(Web page and app entries)
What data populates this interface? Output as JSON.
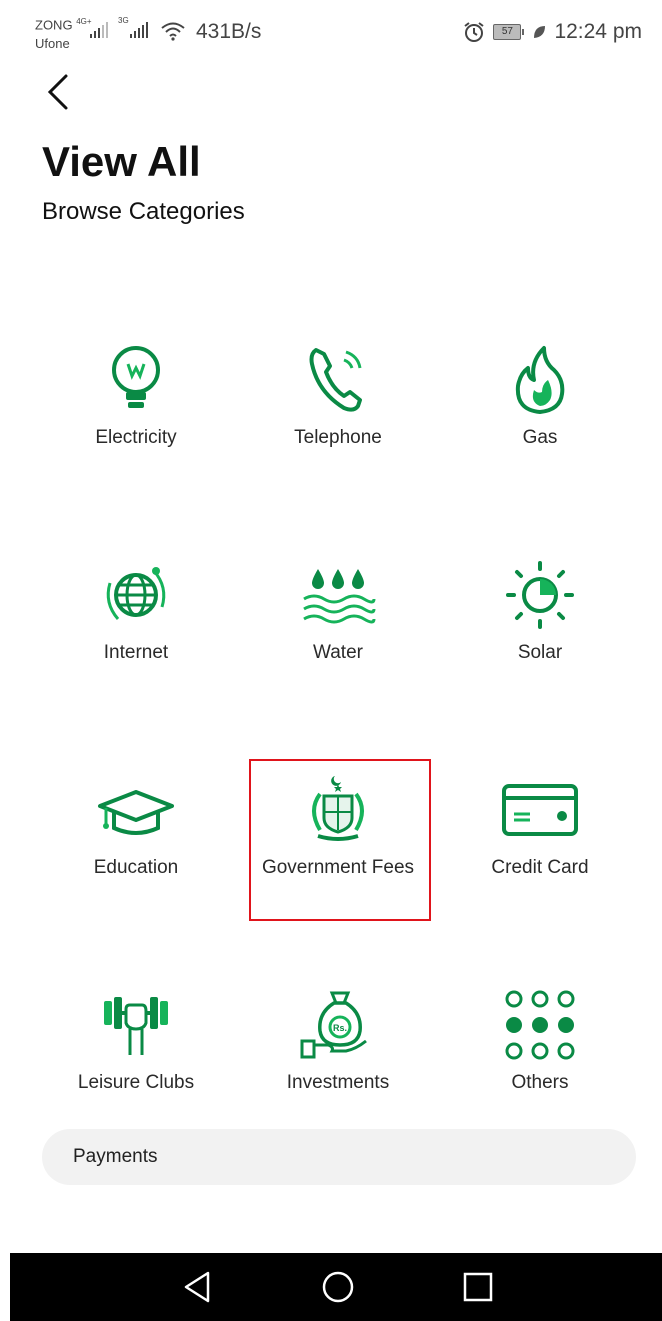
{
  "status_bar": {
    "carrier_1": "ZONG",
    "carrier_2": "Ufone",
    "net_1": "4G+",
    "net_2": "3G",
    "net_speed": "431B/s",
    "battery": "57",
    "time": "12:24 pm"
  },
  "header": {
    "title": "View All",
    "subtitle": "Browse Categories"
  },
  "categories": [
    {
      "label": "Electricity",
      "icon": "lightbulb-icon"
    },
    {
      "label": "Telephone",
      "icon": "telephone-icon"
    },
    {
      "label": "Gas",
      "icon": "flame-icon"
    },
    {
      "label": "Internet",
      "icon": "globe-icon"
    },
    {
      "label": "Water",
      "icon": "water-drops-icon"
    },
    {
      "label": "Solar",
      "icon": "sun-icon"
    },
    {
      "label": "Education",
      "icon": "graduation-cap-icon"
    },
    {
      "label": "Government Fees",
      "icon": "government-emblem-icon"
    },
    {
      "label": "Credit Card",
      "icon": "credit-card-icon"
    },
    {
      "label": "Leisure Clubs",
      "icon": "dumbbell-icon"
    },
    {
      "label": "Investments",
      "icon": "money-bag-icon"
    },
    {
      "label": "Others",
      "icon": "dots-grid-icon"
    }
  ],
  "payments": {
    "label": "Payments"
  },
  "colors": {
    "icon_green": "#0a8a45",
    "icon_light_green": "#16b35a",
    "highlight_red": "#e0141b"
  }
}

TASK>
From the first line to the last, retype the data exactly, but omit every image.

ANSWER FOR THE TASK>
What data populates this interface? Output as JSON.
{
  "status_bar": {
    "carrier_1": "ZONG",
    "carrier_2": "Ufone",
    "net_1": "4G+",
    "net_2": "3G",
    "net_speed": "431B/s",
    "battery": "57",
    "time": "12:24 pm"
  },
  "header": {
    "title": "View All",
    "subtitle": "Browse Categories"
  },
  "categories": [
    {
      "label": "Electricity",
      "icon": "lightbulb-icon"
    },
    {
      "label": "Telephone",
      "icon": "telephone-icon"
    },
    {
      "label": "Gas",
      "icon": "flame-icon"
    },
    {
      "label": "Internet",
      "icon": "globe-icon"
    },
    {
      "label": "Water",
      "icon": "water-drops-icon"
    },
    {
      "label": "Solar",
      "icon": "sun-icon"
    },
    {
      "label": "Education",
      "icon": "graduation-cap-icon"
    },
    {
      "label": "Government Fees",
      "icon": "government-emblem-icon"
    },
    {
      "label": "Credit Card",
      "icon": "credit-card-icon"
    },
    {
      "label": "Leisure Clubs",
      "icon": "dumbbell-icon"
    },
    {
      "label": "Investments",
      "icon": "money-bag-icon"
    },
    {
      "label": "Others",
      "icon": "dots-grid-icon"
    }
  ],
  "payments": {
    "label": "Payments"
  },
  "colors": {
    "icon_green": "#0a8a45",
    "icon_light_green": "#16b35a",
    "highlight_red": "#e0141b"
  }
}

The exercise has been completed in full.